TASK BRIEF:
Every record that follows must be given again exactly.

PROVIDED DATA:
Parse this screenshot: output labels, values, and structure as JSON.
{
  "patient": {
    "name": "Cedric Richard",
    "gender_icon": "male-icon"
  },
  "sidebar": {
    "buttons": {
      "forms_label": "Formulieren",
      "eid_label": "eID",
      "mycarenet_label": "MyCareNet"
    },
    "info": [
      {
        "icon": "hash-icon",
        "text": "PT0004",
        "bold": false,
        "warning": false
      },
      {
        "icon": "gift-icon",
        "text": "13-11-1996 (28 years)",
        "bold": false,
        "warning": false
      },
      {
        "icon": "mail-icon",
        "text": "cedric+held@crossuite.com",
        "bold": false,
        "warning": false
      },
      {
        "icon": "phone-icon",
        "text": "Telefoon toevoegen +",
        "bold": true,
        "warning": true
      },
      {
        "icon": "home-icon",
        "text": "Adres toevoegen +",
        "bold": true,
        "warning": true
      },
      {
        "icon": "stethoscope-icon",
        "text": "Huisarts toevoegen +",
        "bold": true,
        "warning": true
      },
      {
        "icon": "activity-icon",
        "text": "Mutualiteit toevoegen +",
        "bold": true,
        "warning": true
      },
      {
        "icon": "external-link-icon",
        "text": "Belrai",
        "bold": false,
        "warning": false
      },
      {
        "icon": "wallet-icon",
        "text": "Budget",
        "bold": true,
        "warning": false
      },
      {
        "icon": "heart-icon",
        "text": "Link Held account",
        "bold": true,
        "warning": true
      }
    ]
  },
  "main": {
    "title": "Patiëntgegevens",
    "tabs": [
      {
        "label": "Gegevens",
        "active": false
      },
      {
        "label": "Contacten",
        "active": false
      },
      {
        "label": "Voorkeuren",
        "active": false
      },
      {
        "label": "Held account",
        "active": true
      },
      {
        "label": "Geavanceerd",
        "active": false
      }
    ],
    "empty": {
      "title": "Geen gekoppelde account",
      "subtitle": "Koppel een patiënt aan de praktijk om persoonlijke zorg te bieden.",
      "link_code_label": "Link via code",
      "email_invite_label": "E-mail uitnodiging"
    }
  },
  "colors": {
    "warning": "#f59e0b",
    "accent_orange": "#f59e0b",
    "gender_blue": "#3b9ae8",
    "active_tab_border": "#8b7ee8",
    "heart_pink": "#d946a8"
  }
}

OUTPUT BELOW:
Parse this screenshot: output labels, values, and structure as JSON.
{
  "patient": {
    "name": "Cedric Richard",
    "gender_icon": "male-icon"
  },
  "sidebar": {
    "buttons": {
      "forms_label": "Formulieren",
      "eid_label": "eID",
      "mycarenet_label": "MyCareNet"
    },
    "info": [
      {
        "icon": "hash-icon",
        "text": "PT0004",
        "bold": false,
        "warning": false
      },
      {
        "icon": "gift-icon",
        "text": "13-11-1996 (28 years)",
        "bold": false,
        "warning": false
      },
      {
        "icon": "mail-icon",
        "text": "cedric+held@crossuite.com",
        "bold": false,
        "warning": false
      },
      {
        "icon": "phone-icon",
        "text": "Telefoon toevoegen +",
        "bold": true,
        "warning": true
      },
      {
        "icon": "home-icon",
        "text": "Adres toevoegen +",
        "bold": true,
        "warning": true
      },
      {
        "icon": "stethoscope-icon",
        "text": "Huisarts toevoegen +",
        "bold": true,
        "warning": true
      },
      {
        "icon": "activity-icon",
        "text": "Mutualiteit toevoegen +",
        "bold": true,
        "warning": true
      },
      {
        "icon": "external-link-icon",
        "text": "Belrai",
        "bold": false,
        "warning": false
      },
      {
        "icon": "wallet-icon",
        "text": "Budget",
        "bold": true,
        "warning": false
      },
      {
        "icon": "heart-icon",
        "text": "Link Held account",
        "bold": true,
        "warning": true
      }
    ]
  },
  "main": {
    "title": "Patiëntgegevens",
    "tabs": [
      {
        "label": "Gegevens",
        "active": false
      },
      {
        "label": "Contacten",
        "active": false
      },
      {
        "label": "Voorkeuren",
        "active": false
      },
      {
        "label": "Held account",
        "active": true
      },
      {
        "label": "Geavanceerd",
        "active": false
      }
    ],
    "empty": {
      "title": "Geen gekoppelde account",
      "subtitle": "Koppel een patiënt aan de praktijk om persoonlijke zorg te bieden.",
      "link_code_label": "Link via code",
      "email_invite_label": "E-mail uitnodiging"
    }
  },
  "colors": {
    "warning": "#f59e0b",
    "accent_orange": "#f59e0b",
    "gender_blue": "#3b9ae8",
    "active_tab_border": "#8b7ee8",
    "heart_pink": "#d946a8"
  }
}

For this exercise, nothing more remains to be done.